I. Origin & layout
Oriental carpets are like picture books, in which one can read, if one understands how to interpret the various patterns and ornaments.
The religions, especially Christianity (Armenian cultural area) and Islam, exerted a crucial influence on the origin of the motives and pattern of oriental carpets. In addition, the many traditions, the way of life and people’s cultures and not to forget, the inspiration, creativity, fantasy and improvisation of each individual weaver has since the beginning played a crucial role.
The symbols are mostly derived from nature like plants, animals, mountains, clouds, water, skies or they are of a metaphysical nature. They reflect such things as life and death, the entrance into paradise, well-being, defence against bad influences etc.
Over time each region, city or even tribe has developed its own typical carpet pattern. Each individual pattern or motive has however for itself a special symbolism, meaning and message (sample symbolism). For example ‘the Gul’ – motive (right), translated as flower, is a symbol of East – West, North – South. Divided mainly in four lozenges, they vary from tribe to tribe differently. A carpet specialist can thus according to the pattern of a carpet recognize where its origin was.

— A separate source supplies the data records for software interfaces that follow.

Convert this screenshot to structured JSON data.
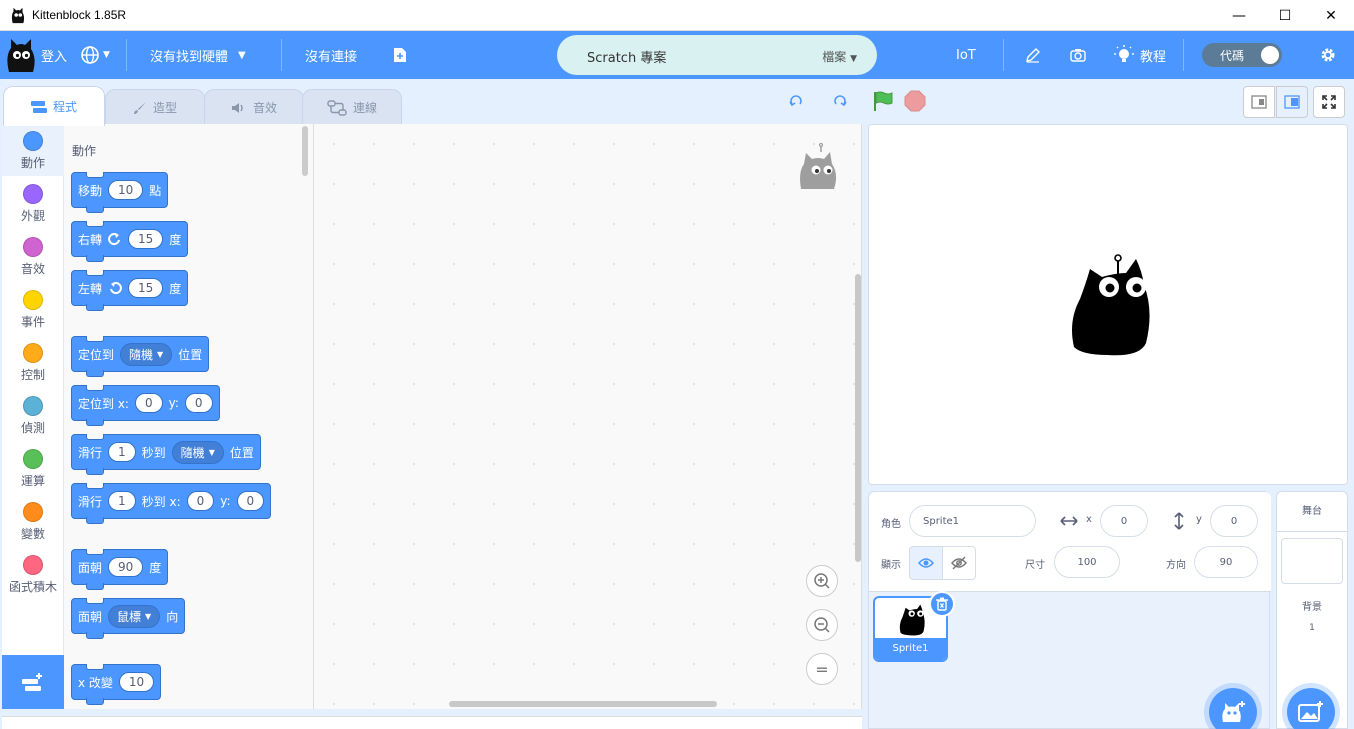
{
  "window": {
    "title": "Kittenblock 1.85R",
    "minimize": "—",
    "maximize": "☐",
    "close": "✕"
  },
  "menubar": {
    "login": "登入",
    "hardware": "沒有找到硬體",
    "connection": "沒有連接",
    "project_title": "Scratch 專案",
    "file_menu": "檔案",
    "iot": "IoT",
    "tutorials": "教程",
    "code_toggle": "代碼"
  },
  "tabs": [
    {
      "label": "程式"
    },
    {
      "label": "造型"
    },
    {
      "label": "音效"
    },
    {
      "label": "連線"
    }
  ],
  "categories": [
    {
      "label": "動作",
      "color": "#4c97ff"
    },
    {
      "label": "外觀",
      "color": "#9966ff"
    },
    {
      "label": "音效",
      "color": "#cf63cf"
    },
    {
      "label": "事件",
      "color": "#ffd500"
    },
    {
      "label": "控制",
      "color": "#ffab19"
    },
    {
      "label": "偵測",
      "color": "#5cb1d6"
    },
    {
      "label": "運算",
      "color": "#59c059"
    },
    {
      "label": "變數",
      "color": "#ff8c1a"
    },
    {
      "label": "函式積木",
      "color": "#ff6680"
    }
  ],
  "flyout": {
    "heading": "動作",
    "move": {
      "a": "移動",
      "v": "10",
      "b": "點"
    },
    "turn_right": {
      "a": "右轉",
      "v": "15",
      "b": "度"
    },
    "turn_left": {
      "a": "左轉",
      "v": "15",
      "b": "度"
    },
    "goto": {
      "a": "定位到",
      "dd": "隨機",
      "b": "位置"
    },
    "goto_xy": {
      "a": "定位到 x:",
      "x": "0",
      "ylab": "y:",
      "y": "0"
    },
    "glide": {
      "a": "滑行",
      "v": "1",
      "b": "秒到",
      "dd": "隨機",
      "c": "位置"
    },
    "glide_xy": {
      "a": "滑行",
      "v": "1",
      "b": "秒到 x:",
      "x": "0",
      "ylab": "y:",
      "y": "0"
    },
    "point_dir": {
      "a": "面朝",
      "v": "90",
      "b": "度"
    },
    "point_to": {
      "a": "面朝",
      "dd": "鼠標",
      "b": "向"
    },
    "change_x": {
      "a": "x 改變",
      "v": "10"
    }
  },
  "zoom": {
    "in": "+",
    "out": "−",
    "reset": "="
  },
  "sprite_info": {
    "sprite_label": "角色",
    "sprite_name": "Sprite1",
    "x_label": "x",
    "x": "0",
    "y_label": "y",
    "y": "0",
    "show_label": "顯示",
    "size_label": "尺寸",
    "size": "100",
    "direction_label": "方向",
    "direction": "90"
  },
  "sprites": [
    {
      "name": "Sprite1"
    }
  ],
  "stage_panel": {
    "title": "舞台",
    "backdrops_label": "背景",
    "backdrops_count": "1"
  }
}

In the history of central Asia it often occurred that artists were transplanted by force from their homeland into a completely different cultural area depending on the moods of despotic rulers. From this and also several voluntary migrations, original patterns were brought to different regions and areas. Beyond this, patterns were often simply copied or recreated by other tribes for purely commercial reasons.
Nearly all carpets follow a basic concept, from which one deviates only rarely. Usually they are symmetrically designed, with or without a medallion in the center, but nearly always with a circulating, more or less patterned border. This concept was determined during the era of the Safawids, one epoch between 1501 and 1722, which partly coincides with the renaissance. Manufacturers of machine-made carpets in Europe adapted the same concept.

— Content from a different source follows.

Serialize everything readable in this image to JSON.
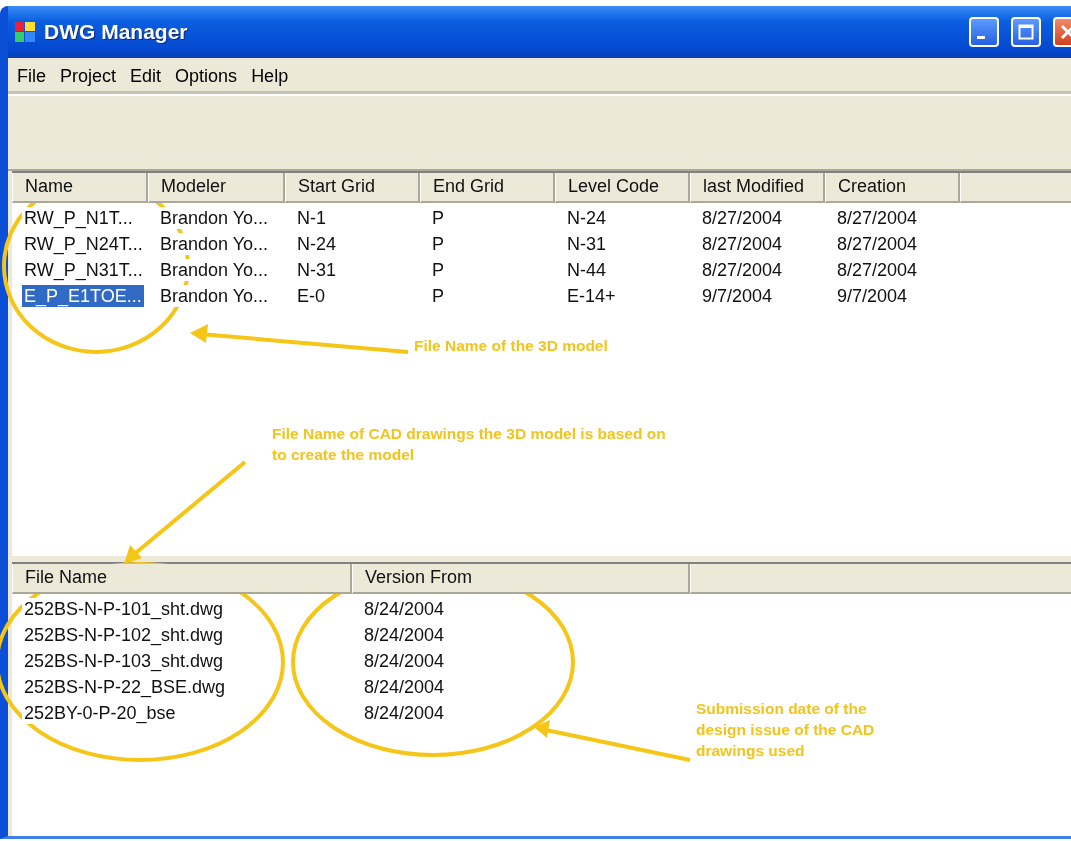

All classical oriental carpets since then have been basically designed in this way. The strictly divided inner field represents the world order in a transformed manner and the circulating border shows the finiteness. The design is mostly according to strict symmetrical principles, which are lengthways-symmetrical or four-ways symmetrical. Among the lengthways-symmetrical concepts are nearly all prayer, paradise and Lifetree pattern carpets, and among the four-ways symmetrical are both antique and new carpets. They can be decorated with a central medallion or do completely without it. Others show several symmetrically arranged medallions.
Today one can divide the various motives into four categories: Tribal, Ornamental, Asiatic and Contemporary. However, each carpet, whether with oriental or modern design, lifts the living quality and creates a unique atmosphere.
II. Tribal motives
Tribal motives occur mainly in village, nomadic, Kelims, Caucasian, Afghan and Turkmen carpets. Learned from their parents at a young age, the weavers implement these typical patterns from memory, whereby they attach their own variants and creativity and pass it on to the next generation. With some pieces created in this way one can speak without hesitation of the purest originality. While geometrical lines, octagons and hexagons shape the basic components of the motives, creatures, plants, flowers, figures and items of everyday life symbolize the way of life and culture of the respective groups of people, usually represented in much more simple, even primitive form.
III. Ornamentale motives
Many patterns of traditional genuine carpets originated during the 16th and 17th centuries, the blossoming time of oriental carpets. Some motives were taken over from old inherited wall and miniature painting. Ever more tighter knotting with complicated designs were developed. As at that time, today’s designers still draw their new drafts on graphic paper, so that the weaver can then transfer each drawn-in knot accurately. Such carpets are mostly made in larger carpet manufactories or in addition, in particular master workshops. Ornamental motives occur most frequently with traditional Persian and Turkish carpets. These are blooms, rosettes, arabesques, branches, sheets, flowers, life trees, paradise garden, vases, animal and hunt scenes, mosque motives etc.
IV. Asian motives
The basis of Asian motives is the slope to the mystical world of thoughts. Chinese symbols are to be seen either as open symbols, as with us e.g. that lucky clover, or as concealed symbols, which only the Chinese would understand. Many such symbols and motives were derived from those of Taoism and Buddhism. The most usual Asian motives are: dragon, phoenix, crane, butterflies, water, vases, beads, branches, blooms, fan, sword, lotus blossom, fish, plants etc.
V. Modern motives
Modern motives are mostly designs or compositions of western carpet designers. New Nepalese and Tibetan carpets usually have modern samples such as abstract lines, circles, points, animal skin motives, color landscapes etc. Rarely oriental carpets are designed with modern patterns. Designer carpets are either knotted, hand tufted or machine made.
VI. Pattern symbolism
Normally a border consists of a few patterned strips along the exterior of the carpet. The center section, called main edging, is usually wider than the others, called side edging. In respect of the amazing variety of patterns in the inner section of the carpets it may be surprising to learn that there are fewer patterns in the borders. The large majority of all oriental carpets represent in the main edging variants of only one repetitive and alternating motive and color combination.
Here are some border samples :